> [Work item]: Count the lines below in which "Sign" appears, then give that number by itself.

Segment Start: Available records

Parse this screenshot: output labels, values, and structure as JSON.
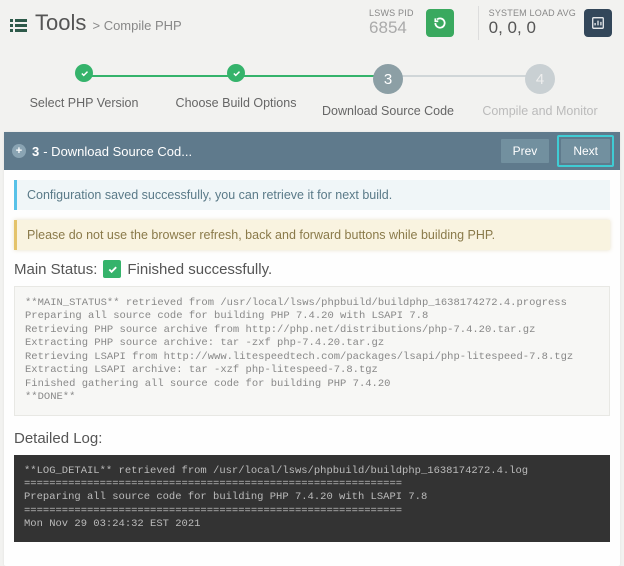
{
  "header": {
    "title": "Tools",
    "crumb": "> Compile PHP",
    "pid_label": "LSWS PID",
    "pid_value": "6854",
    "load_label": "SYSTEM LOAD AVG",
    "load_value": "0, 0, 0"
  },
  "steps": {
    "s1": "Select PHP Version",
    "s2": "Choose Build Options",
    "s3": "Download Source Code",
    "s4": "Compile and Monitor",
    "n3": "3",
    "n4": "4"
  },
  "bar": {
    "num": "3",
    "title": "- Download Source Cod...",
    "prev": "Prev",
    "next": "Next"
  },
  "alerts": {
    "ok": "Configuration saved successfully, you can retrieve it for next build.",
    "warn": "Please do not use the browser refresh, back and forward buttons while building PHP."
  },
  "main": {
    "label": "Main Status:",
    "value": "Finished successfully."
  },
  "log1": "**MAIN_STATUS** retrieved from /usr/local/lsws/phpbuild/buildphp_1638174272.4.progress\nPreparing all source code for building PHP 7.4.20 with LSAPI 7.8\nRetrieving PHP source archive from http://php.net/distributions/php-7.4.20.tar.gz\nExtracting PHP source archive: tar -zxf php-7.4.20.tar.gz\nRetrieving LSAPI from http://www.litespeedtech.com/packages/lsapi/php-litespeed-7.8.tgz\nExtracting LSAPI archive: tar -xzf php-litespeed-7.8.tgz\nFinished gathering all source code for building PHP 7.4.20\n**DONE**",
  "detail_label": "Detailed Log:",
  "log2": "**LOG_DETAIL** retrieved from /usr/local/lsws/phpbuild/buildphp_1638174272.4.log\n============================================================\nPreparing all source code for building PHP 7.4.20 with LSAPI 7.8\n============================================================\nMon Nov 29 03:24:32 EST 2021\n"
}
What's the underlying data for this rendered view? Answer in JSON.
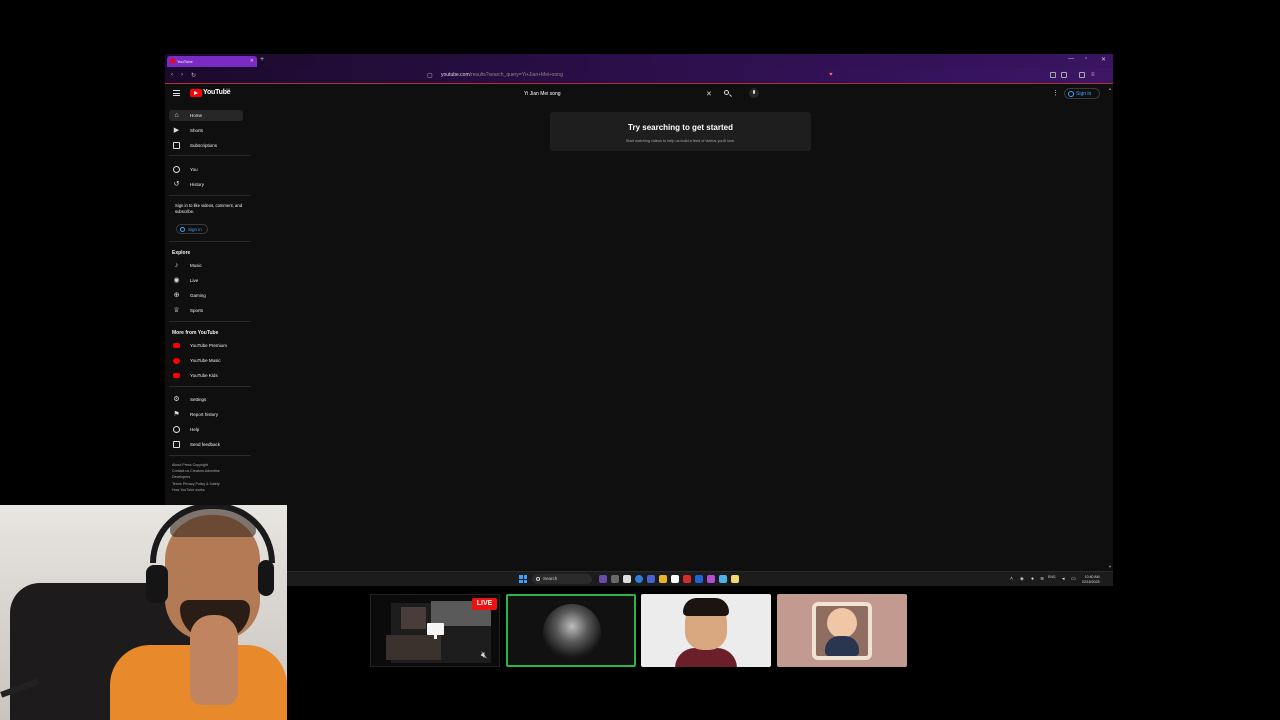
{
  "browser": {
    "tab_title": "YouTube",
    "url_host": "youtube.com",
    "url_rest": "/results?search_query=Yi+Jian+Mei+song"
  },
  "masthead": {
    "logo_text": "YouTube",
    "country_code": "CA",
    "search_value": "Yi Jian Mei song",
    "signin_label": "Sign in"
  },
  "sidebar": {
    "main_items": [
      {
        "label": "Home",
        "icon": "home-icon"
      },
      {
        "label": "Shorts",
        "icon": "shorts-icon"
      },
      {
        "label": "Subscriptions",
        "icon": "subscriptions-icon"
      }
    ],
    "you_items": [
      {
        "label": "You",
        "icon": "you-icon"
      },
      {
        "label": "History",
        "icon": "history-icon"
      }
    ],
    "signin_note": "Sign in to like videos, comment, and subscribe.",
    "signin_label": "Sign in",
    "explore_header": "Explore",
    "explore_items": [
      {
        "label": "Music",
        "icon": "music-icon"
      },
      {
        "label": "Live",
        "icon": "live-icon"
      },
      {
        "label": "Gaming",
        "icon": "gaming-icon"
      },
      {
        "label": "Sports",
        "icon": "sports-icon"
      }
    ],
    "more_header": "More from YouTube",
    "more_items": [
      {
        "label": "YouTube Premium",
        "icon": "youtube-premium-icon"
      },
      {
        "label": "YouTube Music",
        "icon": "youtube-music-icon"
      },
      {
        "label": "YouTube Kids",
        "icon": "youtube-kids-icon"
      }
    ],
    "settings_items": [
      {
        "label": "Settings",
        "icon": "gear-icon"
      },
      {
        "label": "Report history",
        "icon": "flag-icon"
      },
      {
        "label": "Help",
        "icon": "help-icon"
      },
      {
        "label": "Send feedback",
        "icon": "feedback-icon"
      }
    ],
    "footer_line1": "About  Press  Copyright",
    "footer_line2": "Contact us  Creators  Advertise",
    "footer_line3": "Developers",
    "footer_line4": "Terms  Privacy  Policy & Safety",
    "footer_line5": "How YouTube works"
  },
  "main": {
    "empty_title": "Try searching to get started",
    "empty_subtitle": "Start watching videos to help us build a feed of videos you'll love."
  },
  "taskbar": {
    "search_label": "Search",
    "tray_lang": "ENG",
    "time": "10:40 AM",
    "date": "02/15/2025"
  },
  "stream": {
    "live_label": "LIVE"
  },
  "colors": {
    "youtube_red": "#ff0000",
    "link_blue": "#3ea6ff",
    "active_border": "#2fb344",
    "live_red": "#ee1111"
  }
}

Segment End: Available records

> [Response]: 3